Set down the entries below once more, precisely as they stand.

--- --- ---

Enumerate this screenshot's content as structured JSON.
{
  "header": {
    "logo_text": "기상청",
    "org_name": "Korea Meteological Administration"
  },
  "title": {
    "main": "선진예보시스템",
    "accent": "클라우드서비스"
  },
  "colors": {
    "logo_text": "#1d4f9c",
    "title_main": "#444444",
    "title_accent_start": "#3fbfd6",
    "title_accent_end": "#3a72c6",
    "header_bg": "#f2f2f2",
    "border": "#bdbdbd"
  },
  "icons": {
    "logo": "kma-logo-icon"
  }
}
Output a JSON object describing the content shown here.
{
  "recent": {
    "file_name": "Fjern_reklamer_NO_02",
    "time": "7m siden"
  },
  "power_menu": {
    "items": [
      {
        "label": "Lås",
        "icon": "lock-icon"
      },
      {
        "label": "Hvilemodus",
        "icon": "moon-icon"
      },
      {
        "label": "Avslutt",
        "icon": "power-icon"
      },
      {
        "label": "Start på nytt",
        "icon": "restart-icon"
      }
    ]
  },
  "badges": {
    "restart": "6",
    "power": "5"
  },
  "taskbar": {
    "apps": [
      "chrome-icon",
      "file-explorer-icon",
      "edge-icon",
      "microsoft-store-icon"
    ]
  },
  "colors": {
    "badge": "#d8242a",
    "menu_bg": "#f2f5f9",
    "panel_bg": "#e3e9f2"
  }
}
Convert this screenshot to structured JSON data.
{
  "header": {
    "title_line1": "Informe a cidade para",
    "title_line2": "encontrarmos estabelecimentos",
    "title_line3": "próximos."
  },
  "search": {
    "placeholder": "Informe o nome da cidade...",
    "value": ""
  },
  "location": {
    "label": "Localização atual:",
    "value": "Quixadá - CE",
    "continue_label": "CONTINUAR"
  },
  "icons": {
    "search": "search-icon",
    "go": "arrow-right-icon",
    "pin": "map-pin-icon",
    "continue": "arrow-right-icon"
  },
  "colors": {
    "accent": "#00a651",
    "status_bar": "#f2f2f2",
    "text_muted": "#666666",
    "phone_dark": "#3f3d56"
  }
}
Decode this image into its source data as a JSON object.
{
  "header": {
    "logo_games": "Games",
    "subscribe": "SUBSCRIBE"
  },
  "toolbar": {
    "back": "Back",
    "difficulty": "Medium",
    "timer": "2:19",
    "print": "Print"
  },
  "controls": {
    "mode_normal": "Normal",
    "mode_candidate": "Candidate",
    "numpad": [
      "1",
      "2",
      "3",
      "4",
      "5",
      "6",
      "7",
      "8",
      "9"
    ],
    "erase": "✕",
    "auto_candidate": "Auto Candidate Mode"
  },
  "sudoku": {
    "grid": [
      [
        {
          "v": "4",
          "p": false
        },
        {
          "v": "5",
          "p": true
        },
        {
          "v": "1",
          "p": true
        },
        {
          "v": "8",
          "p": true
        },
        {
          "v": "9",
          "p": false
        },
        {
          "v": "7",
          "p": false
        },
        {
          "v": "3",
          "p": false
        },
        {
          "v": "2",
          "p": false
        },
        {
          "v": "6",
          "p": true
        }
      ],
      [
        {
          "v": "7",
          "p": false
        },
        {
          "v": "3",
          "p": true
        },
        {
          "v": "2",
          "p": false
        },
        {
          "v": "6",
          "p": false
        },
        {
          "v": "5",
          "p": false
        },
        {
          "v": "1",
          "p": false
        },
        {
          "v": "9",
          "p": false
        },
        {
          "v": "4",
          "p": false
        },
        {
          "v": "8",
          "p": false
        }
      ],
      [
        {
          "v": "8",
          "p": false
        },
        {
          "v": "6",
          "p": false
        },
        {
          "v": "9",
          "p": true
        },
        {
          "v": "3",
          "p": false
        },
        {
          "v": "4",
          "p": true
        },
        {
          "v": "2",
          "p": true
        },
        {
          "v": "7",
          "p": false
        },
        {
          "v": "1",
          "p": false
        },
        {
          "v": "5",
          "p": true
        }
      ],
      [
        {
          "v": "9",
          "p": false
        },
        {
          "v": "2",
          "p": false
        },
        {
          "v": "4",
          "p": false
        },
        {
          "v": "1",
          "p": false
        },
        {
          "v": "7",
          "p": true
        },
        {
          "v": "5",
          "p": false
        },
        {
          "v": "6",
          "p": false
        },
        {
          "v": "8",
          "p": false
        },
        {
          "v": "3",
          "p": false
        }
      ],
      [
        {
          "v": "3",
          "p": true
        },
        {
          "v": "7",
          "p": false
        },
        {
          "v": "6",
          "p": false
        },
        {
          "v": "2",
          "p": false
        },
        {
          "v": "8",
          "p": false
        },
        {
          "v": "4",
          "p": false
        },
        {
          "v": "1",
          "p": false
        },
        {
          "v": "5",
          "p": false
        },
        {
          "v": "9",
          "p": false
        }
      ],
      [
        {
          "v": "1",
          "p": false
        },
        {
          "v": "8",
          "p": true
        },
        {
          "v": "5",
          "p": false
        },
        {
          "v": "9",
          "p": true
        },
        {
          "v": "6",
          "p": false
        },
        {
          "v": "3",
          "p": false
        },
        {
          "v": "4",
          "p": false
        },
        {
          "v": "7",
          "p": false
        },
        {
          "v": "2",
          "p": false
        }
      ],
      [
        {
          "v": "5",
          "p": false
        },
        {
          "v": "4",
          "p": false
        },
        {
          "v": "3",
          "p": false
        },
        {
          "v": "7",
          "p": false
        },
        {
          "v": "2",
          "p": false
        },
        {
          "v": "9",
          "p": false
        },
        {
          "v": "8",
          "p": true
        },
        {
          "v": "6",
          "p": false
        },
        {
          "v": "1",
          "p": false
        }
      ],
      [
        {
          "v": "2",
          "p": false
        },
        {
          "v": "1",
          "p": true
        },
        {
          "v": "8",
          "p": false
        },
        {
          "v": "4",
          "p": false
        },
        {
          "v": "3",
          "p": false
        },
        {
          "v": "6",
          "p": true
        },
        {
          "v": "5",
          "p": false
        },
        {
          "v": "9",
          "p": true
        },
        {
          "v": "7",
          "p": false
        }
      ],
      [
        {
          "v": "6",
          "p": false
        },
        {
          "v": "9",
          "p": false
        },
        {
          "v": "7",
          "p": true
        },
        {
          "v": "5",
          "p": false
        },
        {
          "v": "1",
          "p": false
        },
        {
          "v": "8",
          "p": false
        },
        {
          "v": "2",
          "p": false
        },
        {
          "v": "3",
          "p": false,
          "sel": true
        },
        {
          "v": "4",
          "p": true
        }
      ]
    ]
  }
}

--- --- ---

RESPONSE TO THE TASK:
Enumerate this screenshot's content as structured JSON.
{
  "header": {
    "logo_text": "기상청",
    "org_name": "Korea Meteological Administration"
  },
  "title": {
    "main": "선진예보시스템",
    "accent": "클라우드서비스"
  },
  "colors": {
    "logo_text": "#1d4f9c",
    "title_main": "#444444",
    "title_accent_start": "#3fbfd6",
    "title_accent_end": "#3a72c6",
    "header_bg": "#f2f2f2",
    "border": "#bdbdbd"
  },
  "icons": {
    "logo": "kma-logo-icon"
  }
}
Output a JSON object describing the content shown here.
{
  "recent": {
    "file_name": "Fjern_reklamer_NO_02",
    "time": "7m siden"
  },
  "power_menu": {
    "items": [
      {
        "label": "Lås",
        "icon": "lock-icon"
      },
      {
        "label": "Hvilemodus",
        "icon": "moon-icon"
      },
      {
        "label": "Avslutt",
        "icon": "power-icon"
      },
      {
        "label": "Start på nytt",
        "icon": "restart-icon"
      }
    ]
  },
  "badges": {
    "restart": "6",
    "power": "5"
  },
  "taskbar": {
    "apps": [
      "chrome-icon",
      "file-explorer-icon",
      "edge-icon",
      "microsoft-store-icon"
    ]
  },
  "colors": {
    "badge": "#d8242a",
    "menu_bg": "#f2f5f9",
    "panel_bg": "#e3e9f2"
  }
}
Convert this screenshot to structured JSON data.
{
  "header": {
    "title_line1": "Informe a cidade para",
    "title_line2": "encontrarmos estabelecimentos",
    "title_line3": "próximos."
  },
  "search": {
    "placeholder": "Informe o nome da cidade...",
    "value": ""
  },
  "location": {
    "label": "Localização atual:",
    "value": "Quixadá - CE",
    "continue_label": "CONTINUAR"
  },
  "icons": {
    "search": "search-icon",
    "go": "arrow-right-icon",
    "pin": "map-pin-icon",
    "continue": "arrow-right-icon"
  },
  "colors": {
    "accent": "#00a651",
    "status_bar": "#f2f2f2",
    "text_muted": "#666666",
    "phone_dark": "#3f3d56"
  }
}
Decode this image into its source data as a JSON object.
{
  "header": {
    "logo_games": "Games",
    "subscribe": "SUBSCRIBE"
  },
  "toolbar": {
    "back": "Back",
    "difficulty": "Medium",
    "timer": "2:19",
    "print": "Print"
  },
  "controls": {
    "mode_normal": "Normal",
    "mode_candidate": "Candidate",
    "numpad": [
      "1",
      "2",
      "3",
      "4",
      "5",
      "6",
      "7",
      "8",
      "9"
    ],
    "erase": "✕",
    "auto_candidate": "Auto Candidate Mode"
  },
  "sudoku": {
    "grid": [
      [
        {
          "v": "4",
          "p": false
        },
        {
          "v": "5",
          "p": true
        },
        {
          "v": "1",
          "p": true
        },
        {
          "v": "8",
          "p": true
        },
        {
          "v": "9",
          "p": false
        },
        {
          "v": "7",
          "p": false
        },
        {
          "v": "3",
          "p": false
        },
        {
          "v": "2",
          "p": false
        },
        {
          "v": "6",
          "p": true
        }
      ],
      [
        {
          "v": "7",
          "p": false
        },
        {
          "v": "3",
          "p": true
        },
        {
          "v": "2",
          "p": false
        },
        {
          "v": "6",
          "p": false
        },
        {
          "v": "5",
          "p": false
        },
        {
          "v": "1",
          "p": false
        },
        {
          "v": "9",
          "p": false
        },
        {
          "v": "4",
          "p": false
        },
        {
          "v": "8",
          "p": false
        }
      ],
      [
        {
          "v": "8",
          "p": false
        },
        {
          "v": "6",
          "p": false
        },
        {
          "v": "9",
          "p": true
        },
        {
          "v": "3",
          "p": false
        },
        {
          "v": "4",
          "p": true
        },
        {
          "v": "2",
          "p": true
        },
        {
          "v": "7",
          "p": false
        },
        {
          "v": "1",
          "p": false
        },
        {
          "v": "5",
          "p": true
        }
      ],
      [
        {
          "v": "9",
          "p": false
        },
        {
          "v": "2",
          "p": false
        },
        {
          "v": "4",
          "p": false
        },
        {
          "v": "1",
          "p": false
        },
        {
          "v": "7",
          "p": true
        },
        {
          "v": "5",
          "p": false
        },
        {
          "v": "6",
          "p": false
        },
        {
          "v": "8",
          "p": false
        },
        {
          "v": "3",
          "p": false
        }
      ],
      [
        {
          "v": "3",
          "p": true
        },
        {
          "v": "7",
          "p": false
        },
        {
          "v": "6",
          "p": false
        },
        {
          "v": "2",
          "p": false
        },
        {
          "v": "8",
          "p": false
        },
        {
          "v": "4",
          "p": false
        },
        {
          "v": "1",
          "p": false
        },
        {
          "v": "5",
          "p": false
        },
        {
          "v": "9",
          "p": false
        }
      ],
      [
        {
          "v": "1",
          "p": false
        },
        {
          "v": "8",
          "p": true
        },
        {
          "v": "5",
          "p": false
        },
        {
          "v": "9",
          "p": true
        },
        {
          "v": "6",
          "p": false
        },
        {
          "v": "3",
          "p": false
        },
        {
          "v": "4",
          "p": false
        },
        {
          "v": "7",
          "p": false
        },
        {
          "v": "2",
          "p": false
        }
      ],
      [
        {
          "v": "5",
          "p": false
        },
        {
          "v": "4",
          "p": false
        },
        {
          "v": "3",
          "p": false
        },
        {
          "v": "7",
          "p": false
        },
        {
          "v": "2",
          "p": false
        },
        {
          "v": "9",
          "p": false
        },
        {
          "v": "8",
          "p": true
        },
        {
          "v": "6",
          "p": false
        },
        {
          "v": "1",
          "p": false
        }
      ],
      [
        {
          "v": "2",
          "p": false
        },
        {
          "v": "1",
          "p": true
        },
        {
          "v": "8",
          "p": false
        },
        {
          "v": "4",
          "p": false
        },
        {
          "v": "3",
          "p": false
        },
        {
          "v": "6",
          "p": true
        },
        {
          "v": "5",
          "p": false
        },
        {
          "v": "9",
          "p": true
        },
        {
          "v": "7",
          "p": false
        }
      ],
      [
        {
          "v": "6",
          "p": false
        },
        {
          "v": "9",
          "p": false
        },
        {
          "v": "7",
          "p": true
        },
        {
          "v": "5",
          "p": false
        },
        {
          "v": "1",
          "p": false
        },
        {
          "v": "8",
          "p": false
        },
        {
          "v": "2",
          "p": false
        },
        {
          "v": "3",
          "p": false,
          "sel": true
        },
        {
          "v": "4",
          "p": true
        }
      ]
    ]
  }
}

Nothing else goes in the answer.